> _Instructions for the task_: Nothing but the images should be left out when the entries are restated word for word.

Component data from apps and pages:
----------

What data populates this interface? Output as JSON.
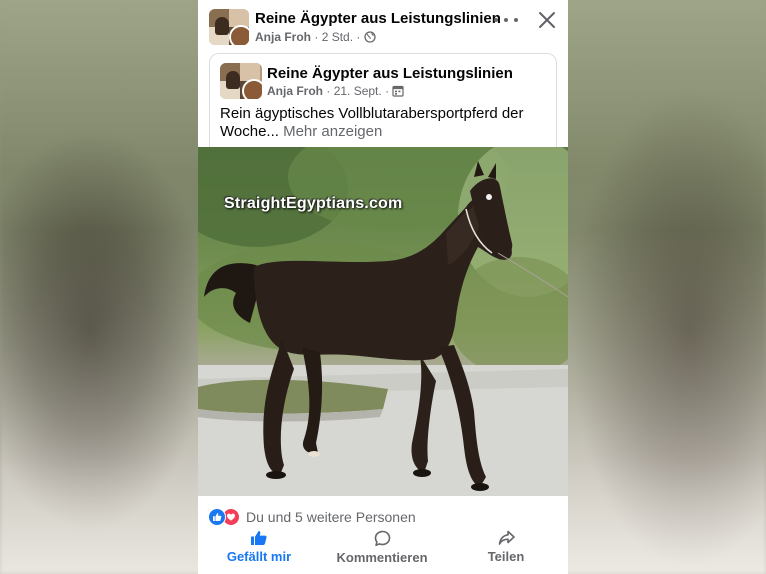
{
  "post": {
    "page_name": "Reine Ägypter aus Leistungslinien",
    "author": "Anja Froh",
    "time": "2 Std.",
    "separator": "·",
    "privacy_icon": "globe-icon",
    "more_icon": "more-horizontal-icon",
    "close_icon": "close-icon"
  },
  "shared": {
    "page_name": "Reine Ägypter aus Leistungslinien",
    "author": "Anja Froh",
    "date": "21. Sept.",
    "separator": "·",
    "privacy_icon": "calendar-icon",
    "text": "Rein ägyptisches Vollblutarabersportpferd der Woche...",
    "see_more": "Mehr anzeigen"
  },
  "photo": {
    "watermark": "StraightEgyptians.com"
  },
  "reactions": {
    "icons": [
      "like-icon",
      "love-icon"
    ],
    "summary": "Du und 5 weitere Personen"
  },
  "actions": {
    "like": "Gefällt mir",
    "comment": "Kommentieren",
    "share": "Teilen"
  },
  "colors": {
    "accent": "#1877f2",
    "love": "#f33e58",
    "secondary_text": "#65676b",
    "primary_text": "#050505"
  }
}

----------

> _Answer space_:
What data populates this interface? Output as JSON.
{
  "post": {
    "page_name": "Reine Ägypter aus Leistungslinien",
    "author": "Anja Froh",
    "time": "2 Std.",
    "separator": "·",
    "privacy_icon": "globe-icon",
    "more_icon": "more-horizontal-icon",
    "close_icon": "close-icon"
  },
  "shared": {
    "page_name": "Reine Ägypter aus Leistungslinien",
    "author": "Anja Froh",
    "date": "21. Sept.",
    "separator": "·",
    "privacy_icon": "calendar-icon",
    "text": "Rein ägyptisches Vollblutarabersportpferd der Woche...",
    "see_more": "Mehr anzeigen"
  },
  "photo": {
    "watermark": "StraightEgyptians.com"
  },
  "reactions": {
    "icons": [
      "like-icon",
      "love-icon"
    ],
    "summary": "Du und 5 weitere Personen"
  },
  "actions": {
    "like": "Gefällt mir",
    "comment": "Kommentieren",
    "share": "Teilen"
  },
  "colors": {
    "accent": "#1877f2",
    "love": "#f33e58",
    "secondary_text": "#65676b",
    "primary_text": "#050505"
  }
}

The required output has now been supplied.